Me, I've maintained that human society hasn't changed an iota since the days of the Caesars because people are in a deep, profound trance. You do all the Approved things but never feel truly satisfied, and I am here to change all that. But not right now--because big drops are beginning to patter down on us and the Courthouse steps are getting slipperier by the minute (if such a thing is possible) and --hear that deep-throated growl of thunder on the western horizon? Wow, it's really comin' down now so goodbye, we must hurry and rush off each to her separate destination (or "Fate" if you want to call it that)--and, hey: I look forward to our next conversation, because I really like you.
I like SF&F because it is speculative. It asks, 'What if....?'
What if what we believe to be 'immutable laws of reality' are in fact mutable?
What if alternate realities exist and reality is only an agreement? What if it's an implant? Are we capable of being more than we think?
When humans eventually become a space-faring species, what will we find out there? What might other civilizations and life forms look like?
How far is too far to imagine?
Oh sure plenty of SF&F writing is awful dreck, derivative and poorly written, but that's true of every category of writing (it's time than winnows out the chaff and leaves only the wheat), and the best speculative fiction is sublimely imaginative and thought-provoking. It can expand our notions of what is possible, and what we are.
It is said, "A civilization is only as great as its dreams, and its dream are dreamed by artists."
When a literary artist writes speculative fiction, those are lofty dream indeed!

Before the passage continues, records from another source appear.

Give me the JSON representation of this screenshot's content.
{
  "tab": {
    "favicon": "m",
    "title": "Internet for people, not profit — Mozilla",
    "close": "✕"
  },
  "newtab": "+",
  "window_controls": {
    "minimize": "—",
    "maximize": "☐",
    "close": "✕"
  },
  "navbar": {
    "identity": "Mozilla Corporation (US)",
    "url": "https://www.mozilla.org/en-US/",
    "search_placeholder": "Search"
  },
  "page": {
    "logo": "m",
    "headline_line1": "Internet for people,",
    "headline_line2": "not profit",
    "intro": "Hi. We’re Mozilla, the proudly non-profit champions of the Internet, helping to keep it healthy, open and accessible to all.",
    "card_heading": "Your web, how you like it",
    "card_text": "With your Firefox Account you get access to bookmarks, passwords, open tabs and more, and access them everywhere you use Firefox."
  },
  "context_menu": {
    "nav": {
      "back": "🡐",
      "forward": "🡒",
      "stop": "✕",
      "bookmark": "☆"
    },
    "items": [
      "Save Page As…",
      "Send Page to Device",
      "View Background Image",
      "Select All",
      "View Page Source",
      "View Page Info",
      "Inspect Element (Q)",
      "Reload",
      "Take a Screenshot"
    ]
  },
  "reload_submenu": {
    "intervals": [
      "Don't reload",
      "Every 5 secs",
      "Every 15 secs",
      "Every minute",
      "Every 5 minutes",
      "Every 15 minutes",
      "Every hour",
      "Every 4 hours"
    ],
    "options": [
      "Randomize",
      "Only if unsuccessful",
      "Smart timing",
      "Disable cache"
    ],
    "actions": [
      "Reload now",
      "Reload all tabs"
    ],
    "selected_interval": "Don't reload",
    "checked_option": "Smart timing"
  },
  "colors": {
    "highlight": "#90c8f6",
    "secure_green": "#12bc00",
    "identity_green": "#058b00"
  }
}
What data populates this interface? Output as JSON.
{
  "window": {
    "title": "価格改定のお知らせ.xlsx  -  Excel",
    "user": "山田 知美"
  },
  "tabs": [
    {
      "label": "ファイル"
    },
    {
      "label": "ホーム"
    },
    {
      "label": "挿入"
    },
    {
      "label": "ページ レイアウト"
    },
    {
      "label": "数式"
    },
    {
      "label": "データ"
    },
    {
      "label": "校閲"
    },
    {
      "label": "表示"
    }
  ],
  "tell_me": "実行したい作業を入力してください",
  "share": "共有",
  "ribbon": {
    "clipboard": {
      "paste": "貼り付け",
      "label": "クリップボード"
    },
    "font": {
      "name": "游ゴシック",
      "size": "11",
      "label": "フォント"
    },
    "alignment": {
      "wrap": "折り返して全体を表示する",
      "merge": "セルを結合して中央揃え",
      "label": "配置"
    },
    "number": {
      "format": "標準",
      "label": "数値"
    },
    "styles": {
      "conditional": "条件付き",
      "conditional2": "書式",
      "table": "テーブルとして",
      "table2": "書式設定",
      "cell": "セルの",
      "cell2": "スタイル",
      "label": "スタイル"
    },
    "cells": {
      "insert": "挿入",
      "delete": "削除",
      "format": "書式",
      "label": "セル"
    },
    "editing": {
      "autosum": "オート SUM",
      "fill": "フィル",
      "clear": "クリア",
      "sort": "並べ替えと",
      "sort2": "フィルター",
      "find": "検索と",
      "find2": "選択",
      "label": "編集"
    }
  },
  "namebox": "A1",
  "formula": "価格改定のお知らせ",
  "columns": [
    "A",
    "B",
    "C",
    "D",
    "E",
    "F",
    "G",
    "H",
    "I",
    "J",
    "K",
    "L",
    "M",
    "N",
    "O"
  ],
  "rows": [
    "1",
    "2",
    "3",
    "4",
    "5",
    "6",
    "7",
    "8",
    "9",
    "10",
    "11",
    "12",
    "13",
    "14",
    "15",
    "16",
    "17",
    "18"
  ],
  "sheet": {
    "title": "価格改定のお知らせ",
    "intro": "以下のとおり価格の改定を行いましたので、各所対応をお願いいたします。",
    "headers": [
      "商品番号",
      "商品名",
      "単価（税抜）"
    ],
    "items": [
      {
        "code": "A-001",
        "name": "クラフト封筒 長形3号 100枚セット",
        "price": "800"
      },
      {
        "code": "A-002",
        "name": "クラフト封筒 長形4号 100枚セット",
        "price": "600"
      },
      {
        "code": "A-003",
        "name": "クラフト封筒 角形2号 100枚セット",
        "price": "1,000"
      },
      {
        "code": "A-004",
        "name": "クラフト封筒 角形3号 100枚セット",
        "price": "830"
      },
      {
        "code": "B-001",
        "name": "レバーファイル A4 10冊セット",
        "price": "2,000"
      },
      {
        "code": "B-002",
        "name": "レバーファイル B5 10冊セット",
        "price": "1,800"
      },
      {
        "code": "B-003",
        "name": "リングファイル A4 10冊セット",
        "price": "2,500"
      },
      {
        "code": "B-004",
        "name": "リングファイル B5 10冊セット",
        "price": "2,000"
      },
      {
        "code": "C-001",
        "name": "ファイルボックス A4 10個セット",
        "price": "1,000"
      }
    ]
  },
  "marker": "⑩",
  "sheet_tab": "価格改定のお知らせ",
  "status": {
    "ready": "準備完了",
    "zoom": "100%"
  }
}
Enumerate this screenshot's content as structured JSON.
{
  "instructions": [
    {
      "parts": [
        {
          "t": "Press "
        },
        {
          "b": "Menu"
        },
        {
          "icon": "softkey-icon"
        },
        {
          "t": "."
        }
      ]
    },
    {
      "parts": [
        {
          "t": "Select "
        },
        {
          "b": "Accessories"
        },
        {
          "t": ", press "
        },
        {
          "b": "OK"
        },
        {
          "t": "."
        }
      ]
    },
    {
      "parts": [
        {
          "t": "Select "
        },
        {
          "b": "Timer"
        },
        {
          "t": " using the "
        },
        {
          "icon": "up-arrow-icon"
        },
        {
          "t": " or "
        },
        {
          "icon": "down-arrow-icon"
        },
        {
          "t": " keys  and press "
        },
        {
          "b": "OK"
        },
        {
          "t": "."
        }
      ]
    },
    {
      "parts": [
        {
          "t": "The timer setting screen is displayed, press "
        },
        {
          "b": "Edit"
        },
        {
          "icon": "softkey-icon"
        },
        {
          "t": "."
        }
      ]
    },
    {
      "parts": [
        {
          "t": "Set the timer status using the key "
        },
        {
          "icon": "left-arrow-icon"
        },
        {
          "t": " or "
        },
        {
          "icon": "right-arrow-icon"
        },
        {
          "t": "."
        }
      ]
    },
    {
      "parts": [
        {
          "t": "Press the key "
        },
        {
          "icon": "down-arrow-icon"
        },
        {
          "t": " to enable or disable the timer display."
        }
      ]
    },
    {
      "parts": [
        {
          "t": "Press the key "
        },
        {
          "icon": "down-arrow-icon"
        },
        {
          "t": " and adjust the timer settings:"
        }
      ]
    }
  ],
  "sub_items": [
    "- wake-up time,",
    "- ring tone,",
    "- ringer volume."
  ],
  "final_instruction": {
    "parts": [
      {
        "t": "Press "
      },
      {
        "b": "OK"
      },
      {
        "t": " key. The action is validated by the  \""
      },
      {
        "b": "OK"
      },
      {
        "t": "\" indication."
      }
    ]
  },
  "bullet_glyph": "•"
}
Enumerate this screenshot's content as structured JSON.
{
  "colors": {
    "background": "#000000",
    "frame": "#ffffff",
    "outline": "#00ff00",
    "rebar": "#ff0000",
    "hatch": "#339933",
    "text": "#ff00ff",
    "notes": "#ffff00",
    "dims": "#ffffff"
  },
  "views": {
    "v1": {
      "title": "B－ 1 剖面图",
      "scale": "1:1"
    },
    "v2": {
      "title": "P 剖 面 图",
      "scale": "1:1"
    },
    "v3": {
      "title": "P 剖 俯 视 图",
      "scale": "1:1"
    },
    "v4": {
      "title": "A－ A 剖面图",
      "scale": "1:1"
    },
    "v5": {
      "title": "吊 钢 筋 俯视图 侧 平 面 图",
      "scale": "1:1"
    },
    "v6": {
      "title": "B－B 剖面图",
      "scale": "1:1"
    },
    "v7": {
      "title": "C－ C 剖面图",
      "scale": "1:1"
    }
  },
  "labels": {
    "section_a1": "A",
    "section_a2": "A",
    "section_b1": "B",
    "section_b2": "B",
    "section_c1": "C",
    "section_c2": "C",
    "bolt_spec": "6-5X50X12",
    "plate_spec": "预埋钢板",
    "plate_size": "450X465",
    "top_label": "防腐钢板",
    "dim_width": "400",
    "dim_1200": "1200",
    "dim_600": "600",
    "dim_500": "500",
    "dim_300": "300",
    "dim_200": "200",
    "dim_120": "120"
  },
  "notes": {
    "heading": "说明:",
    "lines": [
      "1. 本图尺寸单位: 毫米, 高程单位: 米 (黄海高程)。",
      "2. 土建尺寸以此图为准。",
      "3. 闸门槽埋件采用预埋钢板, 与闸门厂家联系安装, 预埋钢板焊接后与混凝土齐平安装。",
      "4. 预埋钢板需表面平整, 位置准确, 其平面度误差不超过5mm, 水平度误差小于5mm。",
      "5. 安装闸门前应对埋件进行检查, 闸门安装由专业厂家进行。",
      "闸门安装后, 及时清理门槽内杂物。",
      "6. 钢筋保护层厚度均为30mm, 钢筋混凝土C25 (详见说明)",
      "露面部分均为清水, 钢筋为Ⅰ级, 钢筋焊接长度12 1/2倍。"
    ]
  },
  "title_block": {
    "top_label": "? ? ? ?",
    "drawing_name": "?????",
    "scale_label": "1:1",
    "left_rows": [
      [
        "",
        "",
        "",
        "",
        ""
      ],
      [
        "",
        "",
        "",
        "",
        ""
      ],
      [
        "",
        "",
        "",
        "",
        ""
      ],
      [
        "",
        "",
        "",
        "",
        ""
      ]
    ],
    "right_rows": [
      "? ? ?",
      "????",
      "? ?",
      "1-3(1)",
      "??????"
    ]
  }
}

Jody didn't think in terms of genres, but that "What If...?" fired her imagination and intellect, sent her considerable abilities to the wild and far-out horizons she explored in her novels. It's why she wrote what she wrote, and why a lot of it came to be classified as "speculative fiction."